Evaluating Trudeau at the Two Year Mark
Culture / November 27, 2017
KPU Political Science professors discuss the Prime Minister’s performance halfway through his four-year term
It may be hard to believe, but two years have already passed since the last federal election resulted in a Liberal majority in the Parliament of Canada. It has been two years since Justin Trudeau became the Prime Minister, and two years since Canadians began comparing the government’s performance against the standards set by its own campaign promises.
Now that the party has had time to work on policies, make good on a few vows, and break a few others, what does Trudeau’s midterm report card look like?
According to Kwantlen Polytechnic University Political Science professor Jennifer Gagnon, when it comes to feminism, Trudeau gets a B minus.
“It’s great that he’s talking the talk, but he hasn’t started walking the walk,” she said, during a small symposium hosted in the Grassroots Cafe on KPU’s Surrey campus. “I couldn’t agree more with Trudeau’s argument that feminism must include men in the fight to end sexism and oppression.”
Nevertheless, Gagnon remains critical of how he has spent his time in office, citing the Missing and Murdered Indigenous Women inquiry as being a particular area where Trudeau has underperformed. The Prime Minister’s failure to combat income inequality is another detriment to his grade, as Statistics Canada says that Canadian women make an average of 82 cents for every dollar that men make.
“Being a feminist is a big part of Trudeau’s brand,” says Gagnon. “But what I’m really asking is, ‘Is Trudeau actually a fake feminist?’”
Even though Trudeau’s Cabinet is gender-balanced, men still hold most positions of power in finances, defence, and foreign affairs, and women are still largely underrepresented in parliamentary standing committees.
“Two of the 10-member committees have no women, and three quarters have two or fewer,” says Gagnon. “Predictably, only the Committee on the Status of Women has a majority of female members.”
On the topic of Canada’s environmentalism, Dr. Ross Pink gives Trudeau a C minus.
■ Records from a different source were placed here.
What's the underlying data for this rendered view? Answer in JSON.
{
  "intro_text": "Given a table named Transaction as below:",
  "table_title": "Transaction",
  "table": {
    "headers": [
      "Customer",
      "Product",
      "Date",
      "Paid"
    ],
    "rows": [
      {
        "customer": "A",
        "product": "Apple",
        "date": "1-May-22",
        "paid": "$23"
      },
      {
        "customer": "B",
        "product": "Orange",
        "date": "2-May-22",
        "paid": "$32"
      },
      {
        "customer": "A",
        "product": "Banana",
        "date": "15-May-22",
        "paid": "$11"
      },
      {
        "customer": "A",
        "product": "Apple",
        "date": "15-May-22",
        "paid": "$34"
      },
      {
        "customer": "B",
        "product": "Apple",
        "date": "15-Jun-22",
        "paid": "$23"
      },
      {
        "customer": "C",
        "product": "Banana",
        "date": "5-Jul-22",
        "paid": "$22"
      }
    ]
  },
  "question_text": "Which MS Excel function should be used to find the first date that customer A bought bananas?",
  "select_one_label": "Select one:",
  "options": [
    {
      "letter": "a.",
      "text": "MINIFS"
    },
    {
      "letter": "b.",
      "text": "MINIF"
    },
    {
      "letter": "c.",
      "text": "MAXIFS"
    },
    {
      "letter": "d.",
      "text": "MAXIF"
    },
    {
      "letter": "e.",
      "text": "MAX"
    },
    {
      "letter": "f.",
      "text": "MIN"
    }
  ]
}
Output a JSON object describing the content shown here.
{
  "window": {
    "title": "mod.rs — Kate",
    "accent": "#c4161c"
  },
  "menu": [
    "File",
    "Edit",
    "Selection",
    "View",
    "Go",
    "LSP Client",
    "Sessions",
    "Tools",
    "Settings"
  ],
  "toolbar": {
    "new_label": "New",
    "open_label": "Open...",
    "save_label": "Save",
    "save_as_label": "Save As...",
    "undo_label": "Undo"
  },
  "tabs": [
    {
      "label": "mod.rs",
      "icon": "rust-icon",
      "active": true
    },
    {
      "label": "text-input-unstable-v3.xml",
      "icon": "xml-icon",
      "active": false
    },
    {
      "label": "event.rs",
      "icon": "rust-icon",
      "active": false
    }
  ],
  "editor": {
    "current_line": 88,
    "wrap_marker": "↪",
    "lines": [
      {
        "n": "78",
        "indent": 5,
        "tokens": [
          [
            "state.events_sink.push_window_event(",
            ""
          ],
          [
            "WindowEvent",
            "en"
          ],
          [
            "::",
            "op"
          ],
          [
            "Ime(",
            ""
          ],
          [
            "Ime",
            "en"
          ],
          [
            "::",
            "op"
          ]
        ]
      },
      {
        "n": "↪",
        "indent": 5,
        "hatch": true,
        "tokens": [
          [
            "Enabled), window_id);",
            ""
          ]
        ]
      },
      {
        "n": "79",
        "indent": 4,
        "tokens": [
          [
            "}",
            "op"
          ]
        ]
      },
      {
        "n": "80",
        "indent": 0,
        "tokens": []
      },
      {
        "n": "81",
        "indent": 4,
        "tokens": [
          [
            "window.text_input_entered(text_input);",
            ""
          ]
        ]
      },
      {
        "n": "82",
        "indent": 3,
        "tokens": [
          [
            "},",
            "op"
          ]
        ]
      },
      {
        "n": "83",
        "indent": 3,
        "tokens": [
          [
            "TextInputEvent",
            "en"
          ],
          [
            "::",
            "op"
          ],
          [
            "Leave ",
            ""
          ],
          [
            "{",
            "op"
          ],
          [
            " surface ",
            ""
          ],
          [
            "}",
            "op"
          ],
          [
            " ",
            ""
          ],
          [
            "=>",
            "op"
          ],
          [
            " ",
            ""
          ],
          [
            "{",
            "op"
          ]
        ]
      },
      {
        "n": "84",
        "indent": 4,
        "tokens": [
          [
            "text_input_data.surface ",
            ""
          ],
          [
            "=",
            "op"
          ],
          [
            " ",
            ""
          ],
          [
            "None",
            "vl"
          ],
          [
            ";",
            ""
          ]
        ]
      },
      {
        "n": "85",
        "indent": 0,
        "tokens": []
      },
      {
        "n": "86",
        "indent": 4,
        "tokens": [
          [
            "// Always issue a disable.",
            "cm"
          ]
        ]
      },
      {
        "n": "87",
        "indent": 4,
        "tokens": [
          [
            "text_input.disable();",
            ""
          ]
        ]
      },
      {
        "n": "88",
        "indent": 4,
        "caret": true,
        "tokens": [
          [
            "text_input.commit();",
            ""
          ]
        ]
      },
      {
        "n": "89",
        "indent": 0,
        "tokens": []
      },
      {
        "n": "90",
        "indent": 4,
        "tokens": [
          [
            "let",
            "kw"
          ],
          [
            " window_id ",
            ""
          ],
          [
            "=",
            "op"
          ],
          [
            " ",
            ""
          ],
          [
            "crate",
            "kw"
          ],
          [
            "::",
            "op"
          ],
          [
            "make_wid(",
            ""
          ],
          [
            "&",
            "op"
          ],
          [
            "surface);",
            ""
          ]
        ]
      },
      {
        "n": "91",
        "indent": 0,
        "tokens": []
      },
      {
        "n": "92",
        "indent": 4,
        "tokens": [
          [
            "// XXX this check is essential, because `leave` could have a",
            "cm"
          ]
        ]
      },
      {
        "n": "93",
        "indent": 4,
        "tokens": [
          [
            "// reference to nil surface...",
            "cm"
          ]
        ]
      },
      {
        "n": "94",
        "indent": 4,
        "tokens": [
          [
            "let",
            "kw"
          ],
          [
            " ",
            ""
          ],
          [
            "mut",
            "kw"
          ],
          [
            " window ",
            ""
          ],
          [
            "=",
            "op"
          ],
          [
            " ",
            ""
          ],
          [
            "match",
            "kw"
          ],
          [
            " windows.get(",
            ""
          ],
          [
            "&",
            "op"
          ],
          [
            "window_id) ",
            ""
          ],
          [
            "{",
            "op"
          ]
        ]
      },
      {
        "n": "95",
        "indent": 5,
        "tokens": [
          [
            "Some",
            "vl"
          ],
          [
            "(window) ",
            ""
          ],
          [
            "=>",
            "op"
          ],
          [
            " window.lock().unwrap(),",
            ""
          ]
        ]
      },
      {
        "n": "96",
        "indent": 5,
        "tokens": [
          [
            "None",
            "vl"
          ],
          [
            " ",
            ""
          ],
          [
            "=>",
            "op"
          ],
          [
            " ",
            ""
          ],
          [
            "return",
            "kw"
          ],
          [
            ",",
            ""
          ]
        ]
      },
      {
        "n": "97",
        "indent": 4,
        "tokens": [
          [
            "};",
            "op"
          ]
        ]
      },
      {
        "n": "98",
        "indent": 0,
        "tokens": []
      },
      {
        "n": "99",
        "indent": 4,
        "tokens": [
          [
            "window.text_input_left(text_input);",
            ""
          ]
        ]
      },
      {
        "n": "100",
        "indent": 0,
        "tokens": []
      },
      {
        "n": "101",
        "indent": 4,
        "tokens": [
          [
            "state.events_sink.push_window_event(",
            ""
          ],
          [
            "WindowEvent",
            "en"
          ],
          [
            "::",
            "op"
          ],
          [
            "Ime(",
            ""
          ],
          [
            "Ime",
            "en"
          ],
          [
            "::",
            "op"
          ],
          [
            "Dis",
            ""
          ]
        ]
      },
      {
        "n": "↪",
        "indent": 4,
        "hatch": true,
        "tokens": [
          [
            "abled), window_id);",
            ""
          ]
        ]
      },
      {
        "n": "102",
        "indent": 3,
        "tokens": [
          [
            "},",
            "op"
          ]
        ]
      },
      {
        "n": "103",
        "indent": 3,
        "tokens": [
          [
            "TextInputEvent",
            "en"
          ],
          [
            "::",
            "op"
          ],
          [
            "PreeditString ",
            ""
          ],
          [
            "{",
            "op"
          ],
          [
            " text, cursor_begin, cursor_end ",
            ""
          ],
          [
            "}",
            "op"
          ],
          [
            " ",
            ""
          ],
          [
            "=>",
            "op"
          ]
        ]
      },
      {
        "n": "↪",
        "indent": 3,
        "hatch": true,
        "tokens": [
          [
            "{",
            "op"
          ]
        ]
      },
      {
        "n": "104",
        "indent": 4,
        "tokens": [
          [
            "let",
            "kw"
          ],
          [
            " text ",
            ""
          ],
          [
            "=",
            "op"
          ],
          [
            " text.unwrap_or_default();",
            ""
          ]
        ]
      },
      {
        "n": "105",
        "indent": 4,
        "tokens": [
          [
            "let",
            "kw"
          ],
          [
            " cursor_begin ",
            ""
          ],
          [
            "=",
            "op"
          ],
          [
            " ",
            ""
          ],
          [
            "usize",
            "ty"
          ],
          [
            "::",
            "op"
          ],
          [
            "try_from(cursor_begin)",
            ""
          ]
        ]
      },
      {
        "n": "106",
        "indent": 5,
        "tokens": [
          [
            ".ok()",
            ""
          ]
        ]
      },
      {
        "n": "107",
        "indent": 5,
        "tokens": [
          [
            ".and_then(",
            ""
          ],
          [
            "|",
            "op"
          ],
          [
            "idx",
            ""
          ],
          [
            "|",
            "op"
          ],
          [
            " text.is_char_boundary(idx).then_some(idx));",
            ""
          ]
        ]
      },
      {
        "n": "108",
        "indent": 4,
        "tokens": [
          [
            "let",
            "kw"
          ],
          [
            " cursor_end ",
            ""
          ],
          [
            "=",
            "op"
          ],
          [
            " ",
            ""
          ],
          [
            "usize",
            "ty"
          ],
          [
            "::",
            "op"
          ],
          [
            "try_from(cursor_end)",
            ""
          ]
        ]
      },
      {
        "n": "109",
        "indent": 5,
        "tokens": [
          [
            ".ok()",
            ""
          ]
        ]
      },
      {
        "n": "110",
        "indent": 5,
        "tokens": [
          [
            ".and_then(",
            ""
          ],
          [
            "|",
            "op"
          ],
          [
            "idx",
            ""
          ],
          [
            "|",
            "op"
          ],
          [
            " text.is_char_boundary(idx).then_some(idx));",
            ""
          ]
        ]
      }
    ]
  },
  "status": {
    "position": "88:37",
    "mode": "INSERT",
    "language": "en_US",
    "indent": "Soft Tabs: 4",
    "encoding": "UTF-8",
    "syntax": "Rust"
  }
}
One of the major concerns Pink raised was Trudeau’s approval of the construction of the Kinder Morgan Trans Mountain Pipeline, which stretches from Alberta to Burnaby. The pipeline has been a high-profile target for environmental demonstrators in the community, including students and professors from the Lower Mainland and Mayor of Burnaby Derek Corrigan.
“Trudeau has managed to make friends with the oil industry over his recent policies,” says Pink. “But he has infuriated the Council of Canadians, he has infuriated Greenpeace, and he has infuriated many First Nations groups over this pipeline issue. They feel that he betrayed them, that his promises during the campaign were [made] just to get elected.”
But it’s not all bad news for Trudeau’s GPA. Professor Greg Millard gives the Prime Minister an A on his brand management, adding that a political party’s public image is critically important for communicating with voters and thus retaining power.
“I think we all have a good feel for what Trudeau’s brand is,” says Millard. “If I were to pin it down, I would use three descriptors: openness, accessibility, and inclusion.”
While Trudeau’s critics complain that his leadership has been more about style than substance, Millard makes the argument that, in some circumstances, style actually is substance. He believes that Trudeau’s brand—as a reflection of Canada’s current, young, and progressive self-image—has a real impact on the country, even if it disconnects from policy.
“Leaders, governments, and their brands are as much expressive manifestations of a community’s self-image or aspiration for itself as anything else,” he says.
The professors’ consensus is that Trudeau will likely be re-elected in the 2019 election, although—as has become increasingly clear over the past year—anything can happen in politics.